The Great Plague struck London in 1665 and resulted in the deaths of over one hundred thousand citizens. Due to the plague epidemic, many citizens temporary left the city to escape exposure. Unfortunately, less than a year later citizens found themselves fleeing the city again when The Great Fire of London began. The fire lasted a total of four days throughout the central parts of London, beginning on September 2nd and lasting until September 5th, in 1666. Although, the massive fire caused a great amount of destruction in London, it fortunately did not result in a great number of causalities. In addition, the fire helped force the city to re-build itself from all of the destruction and despair it had encountered over the past two years.
The fire started at a bakery owned by Thomas Farriner, King Charles II baker. The housemaid did not properly turn off an oven in the bakery; as a result, the heat spread throughout the wood home and eventually caught fire. Unfortunately, the fire quickly spread from building to building and home to home with devastating results. Because many of the homes and buildings were made out of wood and it occurred after a hot summer season, the wood shingles were dry and vulnerable. Many citizens decided to flee the city, but King Charles II chose to stay in order to operate the city.
There was fear that the fire would cross the North River and invade the South side of the city. Luckily, the weather significantly changed over the course of the ensuing four days and the winds reversed direction. Subsequently, the fire remained stagnant in the same already burned down area and eventually died out.
The fire burned approximately 13,200 homes, 87 churches, and numerous buildings of city authorities, as well as the famous St. Paul’s Cathedral. There were only six recorded casualties, but this record has been questioned over the years because the intense heat of the fire could have lead to a lack of remains.

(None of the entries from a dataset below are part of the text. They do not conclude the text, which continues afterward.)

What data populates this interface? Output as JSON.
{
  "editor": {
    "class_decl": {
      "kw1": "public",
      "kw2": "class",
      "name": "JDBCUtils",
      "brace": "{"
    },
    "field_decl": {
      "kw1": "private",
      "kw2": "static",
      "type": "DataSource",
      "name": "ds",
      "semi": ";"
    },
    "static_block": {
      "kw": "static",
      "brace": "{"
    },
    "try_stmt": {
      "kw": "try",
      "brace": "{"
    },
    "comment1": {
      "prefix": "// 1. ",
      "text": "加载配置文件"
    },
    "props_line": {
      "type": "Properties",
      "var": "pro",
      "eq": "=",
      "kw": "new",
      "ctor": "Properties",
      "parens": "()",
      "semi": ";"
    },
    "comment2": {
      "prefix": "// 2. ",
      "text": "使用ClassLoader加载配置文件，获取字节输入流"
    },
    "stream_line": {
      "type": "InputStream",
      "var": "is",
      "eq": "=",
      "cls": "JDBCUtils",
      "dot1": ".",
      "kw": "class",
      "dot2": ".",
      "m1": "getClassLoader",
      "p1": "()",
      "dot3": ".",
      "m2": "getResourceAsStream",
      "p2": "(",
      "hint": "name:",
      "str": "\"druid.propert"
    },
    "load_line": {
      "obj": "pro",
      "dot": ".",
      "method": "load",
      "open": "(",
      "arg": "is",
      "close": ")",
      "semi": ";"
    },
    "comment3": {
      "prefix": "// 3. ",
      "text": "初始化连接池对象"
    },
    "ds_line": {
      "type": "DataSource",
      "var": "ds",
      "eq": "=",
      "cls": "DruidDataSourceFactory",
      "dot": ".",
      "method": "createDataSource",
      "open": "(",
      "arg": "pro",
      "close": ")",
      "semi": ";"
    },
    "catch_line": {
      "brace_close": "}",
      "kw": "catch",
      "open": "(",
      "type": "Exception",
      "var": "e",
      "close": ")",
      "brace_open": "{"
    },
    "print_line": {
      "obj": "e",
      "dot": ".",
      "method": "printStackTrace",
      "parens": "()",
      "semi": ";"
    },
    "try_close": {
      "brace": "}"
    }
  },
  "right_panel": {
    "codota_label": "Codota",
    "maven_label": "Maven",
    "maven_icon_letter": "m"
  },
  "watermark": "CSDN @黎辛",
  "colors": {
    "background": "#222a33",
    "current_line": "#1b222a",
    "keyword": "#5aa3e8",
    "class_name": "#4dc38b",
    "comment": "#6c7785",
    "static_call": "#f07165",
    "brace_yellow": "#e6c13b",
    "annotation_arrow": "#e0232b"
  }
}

Despite all of the negative consequences of the fire, many believe it helped the city of London recover from the harsh post-conditions of The Great Plague and become a stronger city. The fire helped the filthy streets of the Great Plague to become sterilized. In addition, as a result of London encountering a great amount of destruction, the city was able to completely to reconstruct itself, providing citizens with better living environments.
Engine House 35, nicknamed Crypt Keeper, is located in a residential district several miles from downtown Milwaukee. The structure itself is only about 15 years old; however the property it was built on previously housed a nearly 100-year-old mausoleum.
From stories of lamps becoming spontaneously unplugged, to water faucets being mysteriously turned on full blast, the tales from Crypt Keeper abound. After spending several nights at the engine house, FF Mike Lopez is almost convinced. “I’m starting to believe in ghosts” said Lopez, “Not 100% yet, but I’m telling you it’s not going to take much more.”
Take a few minutes and read the full story on the Milwaukee Journal Sentinal website. It’s creepy and interesting.
For many years emergency services have played a pivotal part in the history of the United States. In fact, Americans have been fighting fires since the beginning of our nation’s history.
America’s first recorded fire took place during 1608 in the colony of Jamestown. Just five days after 100 new settlers and a large store of supplies had arrived at the colony, a spark ignited a fort and Jamestown was burned to the ground. The fire would significantly hurt the settlers’ ability to provide for themselves.
Nearly fifty years later American cities began to institute fire safety laws in order to protect themselves from such destruction. By 1736, the first volunteer fire company would be instituted (by founding father Benjamin Franklin), and the rest is history!
Believe it or not, the fire helmet was first introduced in 1739 as a leather hat. Jacob Turk, a gunsmith who would later become the head of the New York Fire Department, was the man to champion the invention.
Almost 100 years later, luggage maker Henry Gratacap would retool the design into something similar to the helmets we have today. The iconic design, inspired by jockeys who wore their hats backwards, featured a special durable type of leather, and a design that would protect firefighters from debris. The hat’s hard crown could even be used as a tool for breaking windows!
The traditional fire helmet is certainly one of the most significant tools of the trade. To learn more about the transformation of the fire helmet, see our blog post The Evolution of the Fire Helmet.
Click here to view the complete Fire-Dex helmet line.